Nature has published a couple papers reporting (using partially overlapping samples) associations between rare recurrent microdeletions and schizophrenia. The paper from Deocde Genetics hits an evolutionary angle from the first sentences:
Reduced fecundity, associated with severe mental disorders, places negative selection pressure on risk alleles and may explain, in part, why common variants have not been found that confer risk of disorders such as autism, schizophrenia and mental retardation. Thus, rare variants may account for a larger fraction of the overall genetic risk than previously assumed.

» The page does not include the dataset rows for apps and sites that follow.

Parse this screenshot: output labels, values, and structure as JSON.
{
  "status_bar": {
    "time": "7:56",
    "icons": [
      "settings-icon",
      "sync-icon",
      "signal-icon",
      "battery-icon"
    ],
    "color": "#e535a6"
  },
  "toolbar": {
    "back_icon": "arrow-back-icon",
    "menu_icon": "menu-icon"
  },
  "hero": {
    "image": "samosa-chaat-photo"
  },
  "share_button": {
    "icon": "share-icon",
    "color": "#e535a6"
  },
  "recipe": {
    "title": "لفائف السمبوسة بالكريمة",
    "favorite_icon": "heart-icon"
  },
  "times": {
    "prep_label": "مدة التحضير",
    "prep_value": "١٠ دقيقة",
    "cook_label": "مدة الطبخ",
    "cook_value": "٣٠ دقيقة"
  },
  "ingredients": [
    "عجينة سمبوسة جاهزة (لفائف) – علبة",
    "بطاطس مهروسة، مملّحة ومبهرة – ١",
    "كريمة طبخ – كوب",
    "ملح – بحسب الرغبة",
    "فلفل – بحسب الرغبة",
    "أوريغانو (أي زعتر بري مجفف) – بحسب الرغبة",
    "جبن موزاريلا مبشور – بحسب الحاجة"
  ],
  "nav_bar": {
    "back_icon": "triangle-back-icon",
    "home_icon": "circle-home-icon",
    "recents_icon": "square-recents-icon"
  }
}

Rare variants often have much larger phenotypic effects than more common ones; this case is no different:
All three deletions, at 1q21.1, 15q11.2 and 15q13.3, significantly associate with schizophrenia and psychosis in the combined sample with high odds ratio (OR) (p = 2.9x10e-5, OR = 14.83; p = 6.0x10e-4, OR = 2.73; and p = 5.3x10e-4, OR = 11.54, respectively)
Note that despite these massive odds ratios, these deletions explain a tiny fraction of all cases of schizophrenia due the their extremely low frequency. Still, these genomic regions seem like important areas for following up via functional studies or searching for more common polymorphisms.